NYT: “Police Killings of Blacks: What the Data Says”
From the NYT’s Upshot section:
Police Killings of Blacks: What the Data Says
OCT. 16, 2015
Tamir Rice. Eric Garner. Walter Scott. Michael Brown. Each killing raises a disturbing question: Would any of these people have been killed by police officers if they had been white?
… As an economist who has studied racial discrimination, I’ve begun to look at these deaths from a different angle. There is ample statistical evidence of large and persistent racial bias in other areas — from labor markets to online retail markets. So I expected that police prejudice would be a major factor in accounting for the killings of African-Americans. But when I looked at the numbers, that’s not exactly what I found.
I’m not saying that the police in these specific cases are free of racial bias. I can’t answer that question. But what the data does suggest is that eliminating the biases of all police officers would do little to materially reduce the total number of African-American killings. Police bias may well be a significant problem, but in accounting for why some of these encounters turn into killings, it is swamped by other, bigger problems that plague our society, our economy and our criminal justice system.
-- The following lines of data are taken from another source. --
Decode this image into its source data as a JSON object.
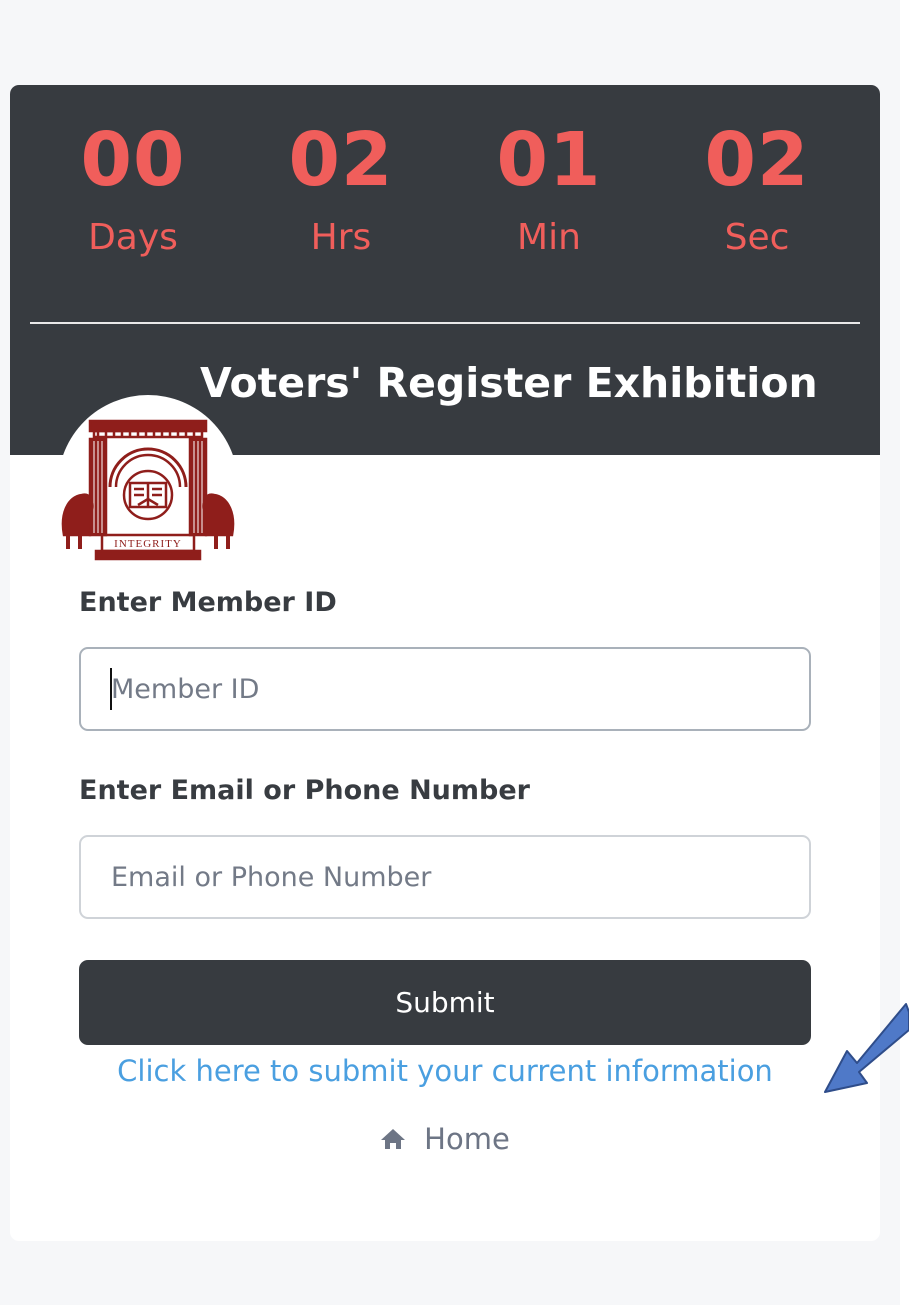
{
  "countdown": {
    "days": {
      "value": "00",
      "label": "Days"
    },
    "hours": {
      "value": "02",
      "label": "Hrs"
    },
    "minutes": {
      "value": "01",
      "label": "Min"
    },
    "seconds": {
      "value": "02",
      "label": "Sec"
    }
  },
  "header": {
    "title": "Voters' Register Exhibition"
  },
  "logo": {
    "icon": "institution-crest-icon",
    "motto": "INTEGRITY"
  },
  "form": {
    "member_id": {
      "label": "Enter Member ID",
      "placeholder": "Member ID",
      "value": ""
    },
    "contact": {
      "label": "Enter Email or Phone Number",
      "placeholder": "Email or Phone Number",
      "value": ""
    },
    "submit_label": "Submit"
  },
  "links": {
    "update_info": "Click here to submit your current information",
    "home": {
      "label": "Home",
      "icon": "home-icon"
    }
  },
  "annotation": {
    "icon": "pointer-arrow-icon",
    "color": "#4f79c8"
  },
  "colors": {
    "header_bg": "#373b40",
    "countdown_accent": "#f05e5b",
    "link": "#4a9fe0",
    "logo": "#8f1e1b"
  }
}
To understand how this can be, let us start with the statistics on police killings. According to the F.B.I.’s Supplementary Homicide Report, 31.8 percent of people shot by the police were African-American, a proportion more than two and a half times the 13.2 percent of African-Americans in the general population.
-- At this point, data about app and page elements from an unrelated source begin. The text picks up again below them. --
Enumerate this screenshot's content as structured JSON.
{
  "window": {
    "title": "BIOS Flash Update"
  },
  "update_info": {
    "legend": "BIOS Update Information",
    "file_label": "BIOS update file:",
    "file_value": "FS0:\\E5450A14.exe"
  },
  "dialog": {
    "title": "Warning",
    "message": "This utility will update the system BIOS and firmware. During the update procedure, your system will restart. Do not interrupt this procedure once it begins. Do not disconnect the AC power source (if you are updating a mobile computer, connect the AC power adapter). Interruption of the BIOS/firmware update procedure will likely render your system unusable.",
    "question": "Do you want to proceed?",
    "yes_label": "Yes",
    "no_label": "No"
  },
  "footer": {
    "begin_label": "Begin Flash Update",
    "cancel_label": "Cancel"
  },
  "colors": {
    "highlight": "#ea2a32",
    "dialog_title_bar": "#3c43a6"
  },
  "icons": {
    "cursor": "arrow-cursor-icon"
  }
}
But, considerably lower than the 52% of homicide offenders who were black over the years 1980-2008 according to a a 2011 Obama Administration report.
Instead, there is another possibility: It is simply that — for reasons that may well include police bias — African-Americans have a very large number of encounters with police officers. Every police encounter contains a risk: The officer might be poorly trained, might act with malice or simply make a mistake, and civilians might do something that is perceived as a threat. The omnipresence of guns exaggerates all these risks.
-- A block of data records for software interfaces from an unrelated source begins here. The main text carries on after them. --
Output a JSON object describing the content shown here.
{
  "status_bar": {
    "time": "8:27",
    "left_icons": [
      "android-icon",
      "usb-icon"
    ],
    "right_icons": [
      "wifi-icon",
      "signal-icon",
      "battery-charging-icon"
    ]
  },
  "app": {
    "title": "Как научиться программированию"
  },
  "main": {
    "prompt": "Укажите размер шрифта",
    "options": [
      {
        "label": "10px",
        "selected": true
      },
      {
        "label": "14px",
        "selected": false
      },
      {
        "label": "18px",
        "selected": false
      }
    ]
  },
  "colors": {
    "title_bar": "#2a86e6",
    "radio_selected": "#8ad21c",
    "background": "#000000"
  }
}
Such risks exist for people of any race — after all, many people killed by police officers were not black. But having more encounters with police officers, even with officers entirely free of racial bias, can create a greater risk of a fatal shooting.
Arrest data lets us measure this possibility. For the entire country, 28.9 percent of arrestees were African-American. This number is not very different from the 31.8 percent of police-shooting victims who were African-Americans. If police discrimination were a big factor in the actual killings, we would have expected a larger gap between the arrest rate and the police-killing rate.
The real question is why the black % of total victims of police killings is that low (32%), much lower than the black % of people who commit homicides (52%), for example.
My impression is that suicide-by-cop is much more a white thing than a black thing, so a lot of police killings are of suicidal white guys, which reduces the black share of total victims of cops. A couple of months ago right on Ventura Boulevard there was a classic suicide by cop: a 40-something white homeless guy sat down on the sidewalk and fired a gun into the air and into the ground (making no effort to hit any pedestrians) until the LAPD came and killed him. So, this higher white suicide-by-cop propensity is one reason why the black proportion of those being killed by cops isn’t much higher than their arrest rates, when blacks tend on average to behave worse in most hostile situations.
This in turn suggests that removing police racial bias will have little effect on the killing rate. …
If the major problem is then that African-Americans have so many more encounters with police, we must ask why. Of course, with this as well, police prejudice may be playing a role. After all, police officers decide whom to stop or arrest.
But this is too large a problem to pin on individual officers.
First, the police are at least in part guided by suspect descriptions. And the descriptions provided by victims already show a large racial gap: Nearly 30 percent of reported offenders were black. So if the police simply stopped suspects at a rate matching these descriptions, African-Americans would be encountering police at a rate close to both the arrest and the killing rates.
Second, the choice of where to police is mostly not up to individual officers. And police officers tend to be most active in poor neighborhoods, and African-Americans disproportionately live in poverty.
In fact, the deeper you look, the more it appears that the race problem revealed by the statistics reflects a larger problem: the structure of our society, our laws and policies.
The war on drugs illustrates this kind of racial bias. African-Americans are only slightly more likely to use drugs than whites. Yet, they are more than twice as likely to be arrested on drug-related charges. One reason is that drug sellers are being targeted more heavily than users.
We should eliminate police prejudice because it is wrong and because it undermines our democracy. It blights — and all too often destroys — lives.
But there are also structural problems underpinning these killings. We are all responsible for those.
Except for blacks, like Michael Brown. They’re not responsible for anything.